Picirilli begins by giving a brief biography of Arminius that helps to place the issues in their historical context. He then tackles the issues surrounding God's sovereignty, predestination, human depravity, grace, atonement, and perseverance. Picirilli takes great care in accurately representing the Five Point Calvinist position. He quotes mostly from three highly respected Calvinists: Louis Berkof, William Sheed, and Roger Nicole. I would have liked to have seen Picirilli quote from John Calvin himself, yet the people he chose are fine representatives of his theological system.
Picirilli cogently defends conditional election and unlimited atonement. He wisely reminds his readers that "the extent of the atonement should be determined by Biblical exegesis rather than by the logic of one's system" (p. 90). It is Picirilli's detailed exegesis on 1 John 2:2 and 1 Timothy 2:1-6 in chapter seven that I found to be extremely valuable. He concludes this chapter with an important observation:
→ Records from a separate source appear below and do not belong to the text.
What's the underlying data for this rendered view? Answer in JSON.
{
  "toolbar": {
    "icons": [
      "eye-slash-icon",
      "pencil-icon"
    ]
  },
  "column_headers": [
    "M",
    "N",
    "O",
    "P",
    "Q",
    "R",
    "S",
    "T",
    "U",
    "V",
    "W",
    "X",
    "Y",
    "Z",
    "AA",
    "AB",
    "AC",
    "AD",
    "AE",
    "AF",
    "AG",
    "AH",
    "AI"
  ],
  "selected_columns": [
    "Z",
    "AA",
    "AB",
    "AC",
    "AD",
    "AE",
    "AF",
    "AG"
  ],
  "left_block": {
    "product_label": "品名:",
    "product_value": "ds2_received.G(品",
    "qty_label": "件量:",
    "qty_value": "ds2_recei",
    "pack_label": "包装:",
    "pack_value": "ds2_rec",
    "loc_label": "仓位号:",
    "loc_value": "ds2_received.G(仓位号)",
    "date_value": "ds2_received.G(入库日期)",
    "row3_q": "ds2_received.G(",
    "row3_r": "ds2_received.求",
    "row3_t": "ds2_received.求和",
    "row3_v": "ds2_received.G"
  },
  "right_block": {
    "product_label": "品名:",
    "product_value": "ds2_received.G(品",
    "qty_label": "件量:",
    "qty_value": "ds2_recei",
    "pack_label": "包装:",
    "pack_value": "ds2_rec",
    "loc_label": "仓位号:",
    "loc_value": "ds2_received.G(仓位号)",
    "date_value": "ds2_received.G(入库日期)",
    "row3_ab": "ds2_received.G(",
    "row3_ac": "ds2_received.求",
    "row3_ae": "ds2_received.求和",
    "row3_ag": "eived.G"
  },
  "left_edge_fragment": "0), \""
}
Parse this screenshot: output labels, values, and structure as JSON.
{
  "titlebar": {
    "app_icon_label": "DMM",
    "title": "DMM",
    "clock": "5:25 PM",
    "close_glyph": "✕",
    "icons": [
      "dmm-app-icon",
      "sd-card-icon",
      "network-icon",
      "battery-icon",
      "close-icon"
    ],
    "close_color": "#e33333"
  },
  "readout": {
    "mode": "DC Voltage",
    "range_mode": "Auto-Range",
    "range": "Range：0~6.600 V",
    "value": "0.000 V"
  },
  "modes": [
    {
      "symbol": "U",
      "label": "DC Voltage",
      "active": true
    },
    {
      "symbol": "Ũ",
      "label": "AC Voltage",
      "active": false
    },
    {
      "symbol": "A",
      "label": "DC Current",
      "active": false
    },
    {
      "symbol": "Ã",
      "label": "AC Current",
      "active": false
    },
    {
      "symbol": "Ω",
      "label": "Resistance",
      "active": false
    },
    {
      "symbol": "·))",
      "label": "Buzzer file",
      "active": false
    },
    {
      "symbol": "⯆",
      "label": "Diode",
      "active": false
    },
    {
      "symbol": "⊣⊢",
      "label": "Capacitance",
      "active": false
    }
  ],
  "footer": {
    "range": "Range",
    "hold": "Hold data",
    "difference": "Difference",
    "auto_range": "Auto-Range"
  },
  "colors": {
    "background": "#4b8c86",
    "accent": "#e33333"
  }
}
All of us who handle God's word do well to remember that we do not honor Him with our interpretive ingenuity but with submission to what He says. To say, even to show, that a given statement can be interpreted in a certain way does us no credit at all. The question is always not what the words can mean but what they do mean, here. In 1 John 2:2 and in 1 Timothy 2:1-6, the most obvious meaning of "world" and "all men" is universalistic. In these cases, careful exegesis supports the obvious meaning. (p. 137)
As to be expected, Picirilli defends the biblical doctrine of prevenient grace that Arminius so vigorously held to. He prefers to call the drawing and convicting work of God on all sinners as "Pre-regenerating Grace." I take it as simply an oversight on Picirilli's part, but he does fail to mention John 12:32 in his defense of pre-regenerating grace. This is unfortunate since this verse complements the drawing of the Father mentioned in John 6:44.
In the last two chapters of the book Picirilli gives a solid defense for conditional security. There is a perceptive response that he makes "to Scriptures prized by Calvinists as teaching the necessary perseverance of the regenerate" (p. 200). He writes,
Those passages, especially in the Gospel of John, which contain strong promises of (final) salvation to believers and are therefore thought to imply necessary perseverance can not be used for that purpose lest they "prove too much." . . . For example:
He that believes...
come into condemnation
he that believes not...
Grammatically, if the first means that the condition of the believer can not be changed, then the second means that the condition of the unbeliever likewise can not be changed. In fact, neither passage is even speaking to that issue. The unbeliever can leave his unbelief, become a believer, and see life-thus escaping from the promise made to the unbeliever who continues in his unbelief. Likewise, the believer can leave his belief, become an unbeliever, and come into condemnation-thus escaping from the promise made to believers who continue in faith. Each promise applies with equal force to those who continue in the respective state described. (p. 200-201)
Picirilli goes on to convincingly argue from Hebrews 6:4-6 and 2 Peter 2:18-22, that these two passages describe an apostasy that can not be remedied. His careful exegetical analysis has convinced me that he is correct in his conclusion.
A compelling case for holding to Classical Arminianism has been made by Dr. Picirilli. Anyone who is interested in a balanced discussion and a strongly argued case for believing in conditional election, unlimited atonement, and conditional security would do well to read this book. We need more books written from this perspective that provide a detailed exegetical defense for the possibility of apostasy.